City Parks, Recreation and Cultural Services Director Carrie Hite presented the recommended $150,000 structure, designed by Sequim-based AllPlay Systems, to the Edmonds City Council’s Parks, Planning and Public Works Committee meeting Tuesday night.
Hite said said that the staff recommendation was the result of a process that started with 13 bids, which were narrowed to five and then presented to the public for voting both online and in person at the Frances Anderson Center.
Vendors for the top two vote-getters were then asked to make small adjustments based on public feedback. Among them was the addition of a spinner with a back brace to accommodate children with disabilities and equalizing the size of play areas between the 2-5 and 6-12 age groups.

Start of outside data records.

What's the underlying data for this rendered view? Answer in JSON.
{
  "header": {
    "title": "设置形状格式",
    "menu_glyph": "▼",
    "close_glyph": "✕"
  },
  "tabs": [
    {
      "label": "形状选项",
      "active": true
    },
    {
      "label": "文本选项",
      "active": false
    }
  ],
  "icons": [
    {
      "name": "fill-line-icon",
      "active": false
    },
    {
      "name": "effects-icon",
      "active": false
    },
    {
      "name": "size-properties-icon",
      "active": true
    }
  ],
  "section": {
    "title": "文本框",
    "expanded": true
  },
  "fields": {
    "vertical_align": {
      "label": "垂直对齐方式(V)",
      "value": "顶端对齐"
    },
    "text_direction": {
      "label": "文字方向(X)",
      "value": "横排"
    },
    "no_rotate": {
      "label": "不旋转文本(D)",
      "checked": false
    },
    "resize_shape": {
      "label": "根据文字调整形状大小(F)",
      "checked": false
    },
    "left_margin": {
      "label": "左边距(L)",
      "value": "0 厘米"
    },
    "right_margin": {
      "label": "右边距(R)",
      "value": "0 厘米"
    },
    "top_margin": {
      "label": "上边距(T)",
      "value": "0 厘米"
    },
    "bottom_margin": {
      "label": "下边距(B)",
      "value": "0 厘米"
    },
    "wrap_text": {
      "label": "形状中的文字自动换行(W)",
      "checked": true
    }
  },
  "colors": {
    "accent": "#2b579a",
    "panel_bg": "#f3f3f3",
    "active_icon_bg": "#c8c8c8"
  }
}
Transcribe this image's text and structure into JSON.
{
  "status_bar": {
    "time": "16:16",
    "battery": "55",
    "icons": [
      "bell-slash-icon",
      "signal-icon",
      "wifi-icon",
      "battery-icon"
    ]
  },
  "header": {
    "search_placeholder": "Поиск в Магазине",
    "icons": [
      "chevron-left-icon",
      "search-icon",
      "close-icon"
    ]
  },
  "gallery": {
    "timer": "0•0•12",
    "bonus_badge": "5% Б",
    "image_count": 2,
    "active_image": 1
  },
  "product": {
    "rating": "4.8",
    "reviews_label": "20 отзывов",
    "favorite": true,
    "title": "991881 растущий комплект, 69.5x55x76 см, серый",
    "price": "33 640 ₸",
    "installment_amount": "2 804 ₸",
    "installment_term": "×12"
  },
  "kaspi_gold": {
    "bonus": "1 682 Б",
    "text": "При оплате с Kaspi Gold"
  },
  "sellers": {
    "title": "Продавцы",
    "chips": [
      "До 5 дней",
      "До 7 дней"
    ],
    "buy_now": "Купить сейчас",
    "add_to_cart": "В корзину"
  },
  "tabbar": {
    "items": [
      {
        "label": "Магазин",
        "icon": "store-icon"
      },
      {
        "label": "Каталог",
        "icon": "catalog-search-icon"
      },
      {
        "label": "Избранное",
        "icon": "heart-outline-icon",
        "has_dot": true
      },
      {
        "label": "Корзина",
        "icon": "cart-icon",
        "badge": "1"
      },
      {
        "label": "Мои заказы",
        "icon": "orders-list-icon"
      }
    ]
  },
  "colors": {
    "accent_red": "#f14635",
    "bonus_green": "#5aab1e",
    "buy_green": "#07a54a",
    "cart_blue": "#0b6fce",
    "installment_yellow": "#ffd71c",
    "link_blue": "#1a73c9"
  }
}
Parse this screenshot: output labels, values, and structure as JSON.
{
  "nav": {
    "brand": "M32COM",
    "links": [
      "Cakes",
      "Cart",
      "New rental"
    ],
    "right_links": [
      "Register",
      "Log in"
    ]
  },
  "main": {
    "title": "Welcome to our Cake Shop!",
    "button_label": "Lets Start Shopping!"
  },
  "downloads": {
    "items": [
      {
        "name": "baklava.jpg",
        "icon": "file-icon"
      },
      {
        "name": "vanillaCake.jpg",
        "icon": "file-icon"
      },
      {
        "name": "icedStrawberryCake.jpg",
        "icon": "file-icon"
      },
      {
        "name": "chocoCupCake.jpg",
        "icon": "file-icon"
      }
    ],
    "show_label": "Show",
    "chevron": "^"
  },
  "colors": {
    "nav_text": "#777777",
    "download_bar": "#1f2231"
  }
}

Of the two revised proposals, AllPlay Systems was the clear winner, Hite said.
The color scheme represented in the drawings is for design purposes and has yet to be finalized, she added.

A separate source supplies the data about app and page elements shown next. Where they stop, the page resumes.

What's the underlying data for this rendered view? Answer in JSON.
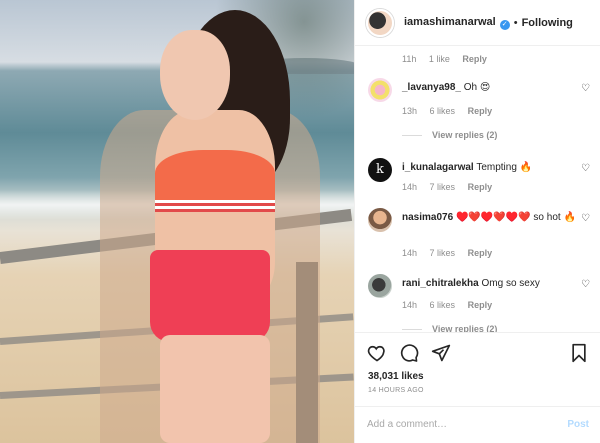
{
  "post": {
    "username": "iamashimanarwal",
    "separator": "•",
    "follow_label": "Following",
    "likes": "38,031 likes",
    "time": "14 HOURS AGO"
  },
  "top_meta": {
    "time": "11h",
    "likes": "1 like",
    "reply": "Reply"
  },
  "comments": [
    {
      "user": "_lavanya98_",
      "text": "Oh 😍",
      "time": "13h",
      "likes": "6 likes",
      "reply": "Reply",
      "view_replies": "View replies (2)"
    },
    {
      "user": "i_kunalagarwal",
      "text": "Tempting 🔥",
      "time": "14h",
      "likes": "7 likes",
      "reply": "Reply"
    },
    {
      "user": "nasima076",
      "text": "♥️❤️♥️❤️♥️❤️ so hot 🔥",
      "time": "14h",
      "likes": "7 likes",
      "reply": "Reply"
    },
    {
      "user": "rani_chitralekha",
      "text": "Omg so sexy",
      "time": "14h",
      "likes": "6 likes",
      "reply": "Reply",
      "view_replies": "View replies (2)"
    }
  ],
  "add_comment": {
    "placeholder": "Add a comment…",
    "post_label": "Post"
  },
  "icons": {
    "like": "heart-icon",
    "comment": "comment-icon",
    "share": "share-icon",
    "save": "bookmark-icon",
    "verified": "verified-badge-icon",
    "comment_like": "small-heart-icon"
  },
  "colors": {
    "verified": "#3897f0",
    "post_button": "#b3dbff",
    "muted": "#8e8e8e"
  }
}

The committee agreed to place the playground bid award on the March 20 council business meeting agenda for approval. Installation is set to be completed this spring.
The committee also reviewed a Citizens Edmonds Economic Development Commission (CEDC) recommendation to consider changing the required 15-foot ground floor height in the downtown BD1 zone to 12 feet for new buildings. The 12-foot height would allow builders to include three stories within the downtown’s existing 30-foot height limit, rather than the two stories currently accommodated with the 15-foot first-story limit.

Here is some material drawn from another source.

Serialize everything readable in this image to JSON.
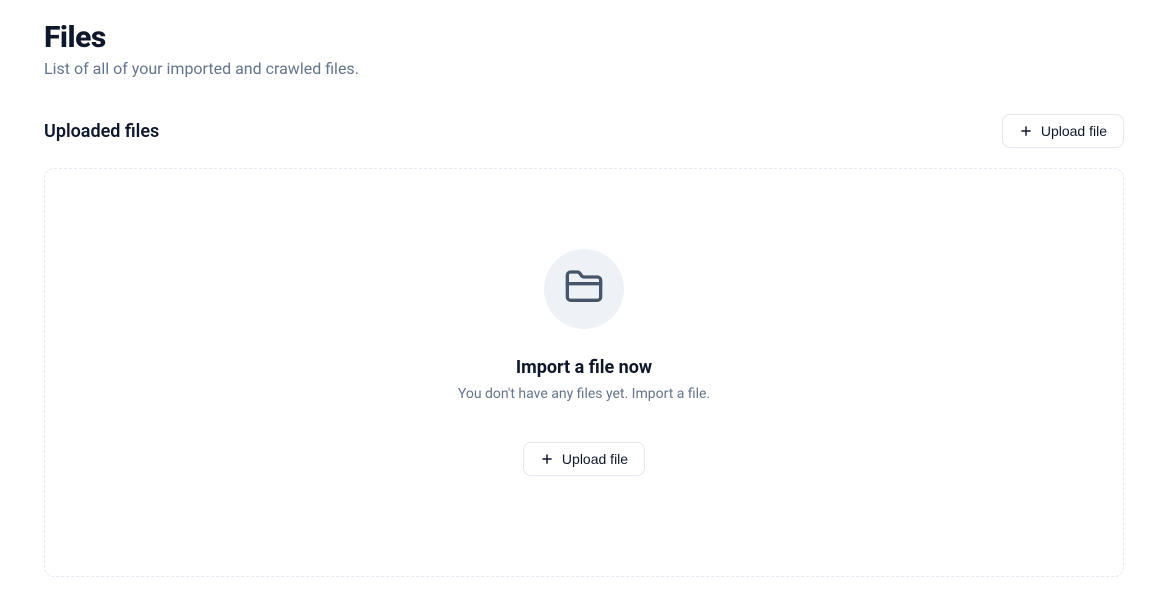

The committee presentation by Economic Development and Community Services Director Patrick Doherty, who staffs the CEDC, was a followup to commission vice chair Mary Monroe’s report to the council in February. “Buildings, property owners aren’t as interested in investing in properties in that area because it just doesn’t pencil out,” Monroe told the council at the time.
The city’s requirement for the 12-foot limit was approved in 2007, Doherty said, and the commission feels that after 10 years “it’s infeasible for…most developers to do a project, add stories, develop a vacant lot with only two stories instead of three.”
The CEDC believes that “iinfill development” on underdeveloped or vacant lots in the BD1 district “would provide cultural, shopping and recreational opportunities within the city, new businesses would locate to downtown Edmonds, and there’d be an infusion of new revenue to the city budget,” Doherty said.
The next step is for the council to decide whether to move forward on considering the issue, by authorizing staff research that would be followed by city Planning Board review, public hearings and eventual final council consideration — a combination of work that is likely to take until the end of the year, Doherty said.
Committee chair Neil Tibbott, who serves as the council’s liaison to the CEDC, said he believes the full council should consider the idea of whether to move forward, and he also stressed it was important to ensure opportunities for public input.
Councilmember Adrienne Fraley-Monillas, who doesn’t belong to the Parks, Planning and Public Works Committee, also stopped by the meeting to offer her opinion: Given the historic nature of the BD! zone, she would like any such proposal to go through the city’s Architectural Design Board to ensure it is appropriate for the area.
Along those lines, Council committee member Kristiana Johnson stated she would prefer that the city’s Historic Preservation Commission review the CEDC memo before the council considers whether to move forward with further work. Johnson said she would arrange to have that item on the Historic Preservation Commission agenda at its next meeting, April 14.
At the beginning of the business meeting, Council President Mike Nelson announced the formation of an opioid response task force that will include three councilmembers — himself plus Councilmembers Adrienne Fraley-Monillas and Kristiana Johnson — and Snohomish County Health District Administrator Jeff Ketchell.
— By Teresa Wippel